> [Exercise objective]
From the first line to the last, set down the material exactly, leaving out its pictures.

> [Material for the task]
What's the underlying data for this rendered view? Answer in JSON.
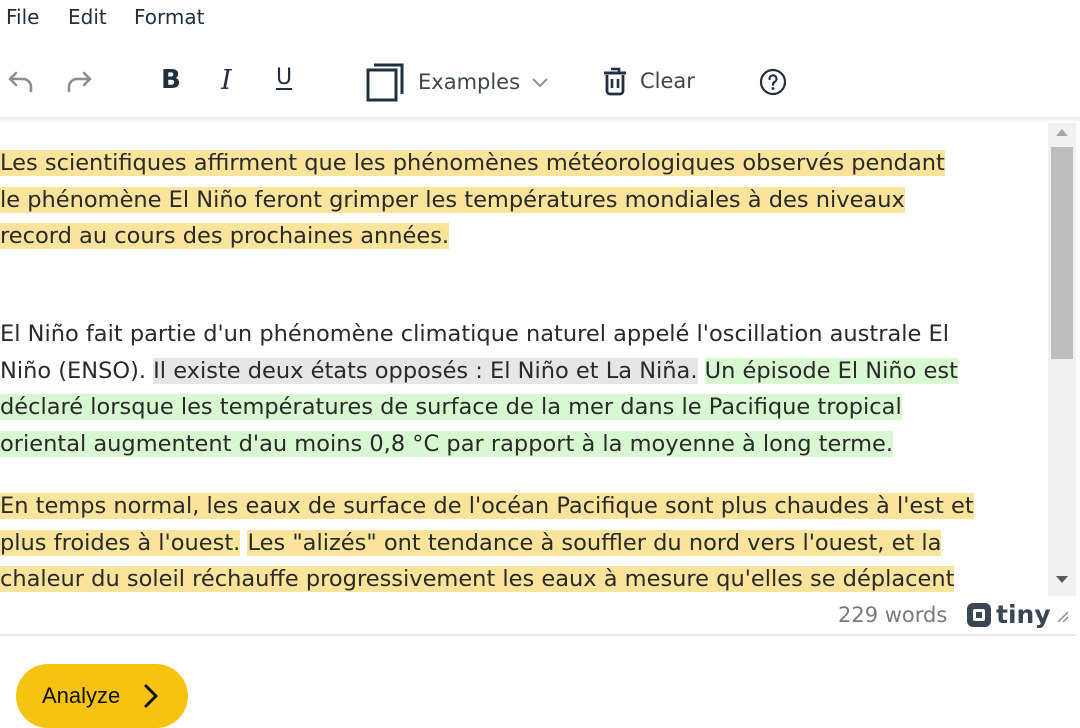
{
  "menubar": {
    "items": [
      "File",
      "Edit",
      "Format"
    ]
  },
  "toolbar": {
    "undo": "undo-icon",
    "redo": "redo-icon",
    "bold": "B",
    "italic": "I",
    "underline": "U",
    "examples_label": "Examples",
    "clear_label": "Clear",
    "help": "help-icon"
  },
  "colors": {
    "highlight_yellow": "#fae49b",
    "highlight_green": "#d7f8d0",
    "highlight_gray": "#e6e6e6",
    "analyze_button": "#f7c311"
  },
  "content": {
    "p1": [
      "Les scientifiques affirment que les phénomènes météorologiques observés pendant",
      "le phénomène El Niño feront grimper les températures mondiales à des niveaux",
      "record au cours des prochaines années."
    ],
    "p2": {
      "l1": "El Niño fait partie d'un phénomène climatique naturel appelé l'oscillation australe El",
      "l2a": "Niño (ENSO). ",
      "l2b": "Il existe deux états opposés : El Niño et La Niña.",
      "l2c": "Un épisode El Niño est",
      "l3": "déclaré lorsque les températures de surface de la mer dans le Pacifique tropical",
      "l4": "oriental augmentent d'au moins 0,8 °C par rapport à la moyenne à long terme."
    },
    "p3": {
      "l1": "En temps normal, les eaux de surface de l'océan Pacifique sont plus chaudes à l'est et",
      "l2a": "plus froides à l'ouest.",
      "l2b": "Les \"alizés\" ont tendance à souffler du nord vers l'ouest, et la",
      "l3": "chaleur du soleil réchauffe progressivement les eaux à mesure qu'elles se déplacent"
    }
  },
  "statusbar": {
    "word_count": "229 words",
    "brand": "tiny"
  },
  "analyze": {
    "label": "Analyze"
  }
}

> [Reply to the exercise]
What's the underlying data for this rendered view? Answer in JSON.
{
  "menubar": {
    "items": [
      "File",
      "Edit",
      "Format"
    ]
  },
  "toolbar": {
    "undo": "undo-icon",
    "redo": "redo-icon",
    "bold": "B",
    "italic": "I",
    "underline": "U",
    "examples_label": "Examples",
    "clear_label": "Clear",
    "help": "help-icon"
  },
  "colors": {
    "highlight_yellow": "#fae49b",
    "highlight_green": "#d7f8d0",
    "highlight_gray": "#e6e6e6",
    "analyze_button": "#f7c311"
  },
  "content": {
    "p1": [
      "Les scientifiques affirment que les phénomènes météorologiques observés pendant",
      "le phénomène El Niño feront grimper les températures mondiales à des niveaux",
      "record au cours des prochaines années."
    ],
    "p2": {
      "l1": "El Niño fait partie d'un phénomène climatique naturel appelé l'oscillation australe El",
      "l2a": "Niño (ENSO). ",
      "l2b": "Il existe deux états opposés : El Niño et La Niña.",
      "l2c": "Un épisode El Niño est",
      "l3": "déclaré lorsque les températures de surface de la mer dans le Pacifique tropical",
      "l4": "oriental augmentent d'au moins 0,8 °C par rapport à la moyenne à long terme."
    },
    "p3": {
      "l1": "En temps normal, les eaux de surface de l'océan Pacifique sont plus chaudes à l'est et",
      "l2a": "plus froides à l'ouest.",
      "l2b": "Les \"alizés\" ont tendance à souffler du nord vers l'ouest, et la",
      "l3": "chaleur du soleil réchauffe progressivement les eaux à mesure qu'elles se déplacent"
    }
  },
  "statusbar": {
    "word_count": "229 words",
    "brand": "tiny"
  },
  "analyze": {
    "label": "Analyze"
  }
}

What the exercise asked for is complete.